Not every type of business entity benefits from the owners hiring their children. Specifically, if you operate as a corporation or a partnership with someone other than your spouse, the only advantage you’ll really see is the ability to write off your kids’ salaries on your corporate tax return, just like you do with all your other employees.
Also, no matter what kind of business you own, if your child is 21 or over you can’t get any special tax benefits from employing them.
But hiring a child under 21 years old can be advantageous if you operate as:
- A sole proprietorship
- A spousal partnership
- An LLC that is treated like either of those for tax purposes
In other words, if you file taxes using the Form 1040, Schedule C, keep reading—because you can reap some major tax benefits.
The tax benefits of employing your child
Alright, now onto the good stuff. You can shelter yourself from paying most—if not all—taxes on the wages you’re paying your children if your business is either a 1) sole proprietorship, 2) a partnership where both partners are spouses, or 3) an LLC that has elected to be treated as either #1 or #2. The tax savings of hiring a child is probably the biggest advantage of running a family business. You can’t harangue your neighbor’s lazy teenager the same way you can your own kid, and you definitely can’t avoid your share of their SS, Medicare and FUTA tax.
Specifically, if you employ your child who is under 18 years old, their wages are exempt from:
- Social Security tax
- Medicare tax
- Federal unemployment (FUTA) tax
Once they turn 18, you’ll have to start paying Social Security and Medicare, but they remain exempt from FUTA tax until they turn 21.
Plus, you can still deduct their salaries as a business expense, thereby reducing your taxable income.
Better yet? Because of the new standard deduction, the first $12,400 your child makes is entirely exempt from taxes. How does that work? The standard deduction that the IRS gives taxpayers reduces taxable income dollar-for-dollar up to $12,400 for those filing single.
If you meet these requirements for hiring your child, neither of you will pay taxes on those salaries on either end:
- Under 18 years of age
- Part-time gig
- Paying them less than $1,000 a month
This will save you thousands over the course of the year.

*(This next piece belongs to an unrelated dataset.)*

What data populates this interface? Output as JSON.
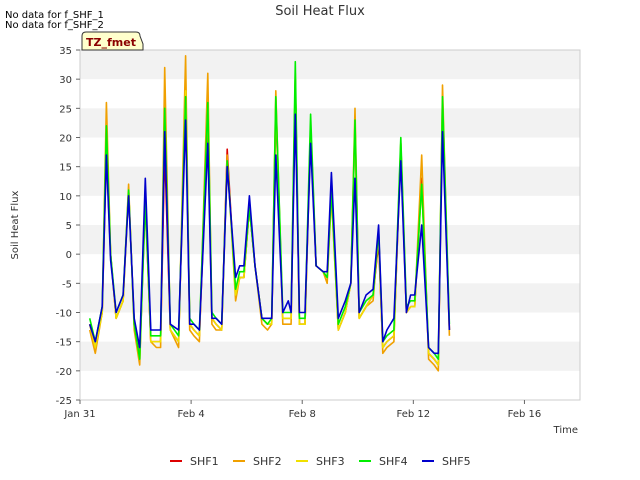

Even if your kid does cross that $12,400 threshold, their tax bracket is likely much lower than yours, which means it’s still reducing your family’s tax load.
How to employ your child—without getting in trouble
Of course, you can’t just tell the IRS your child is an employee and pay them a hefty sum in order to reduce your taxes. The IRS knows there is a huge benefit in doing this, so they often look more carefully when you have someone on your payroll with the same last name as you.
Luckily, there are ways to keep things legit. Here are a few guidelines to follow:
- Your child must be an actual employee doing necessary work for your business. No, they don’t have to be doing the most crucial tasks, but you also can’t give them a fake job just to pay them for it, or have them do personal chores in exchange for a salary.
- Your child must be seven or older to be a valuable employee. Your kid also has to be old enough to actually perform useful services for your business. Sorry, that means you can’t hire your newborn for the tax break. Generally, any kid under seven will be deemed too young. Be sure to check your state’s requirements for employment as they can vary quite a bit.
- Your child must be making a reasonable salary for the work they’re doing. In other words, you can’t hire your kid for an hour of letter stuffing and pay them a grand to get the tax-free benefits. Pay your child around the same amount that you’d pay any employee for the work they’re doing.
- You have to follow all the legal rules of employment:
- Onboard your kid just like any other employee.
- Get their Social Security number, and fill out Form W-4 and the Employment Eligibility Verification (Form I-9).
- Make sure you have an Employer Identification Number.
- File Form W-2 at the end of the year, reporting how much you paid them.
- If you’re paying them hourly, have them fill out timesheets for good measure.
Hey, you could probably use the extra hands anyways, so why not make the most of it?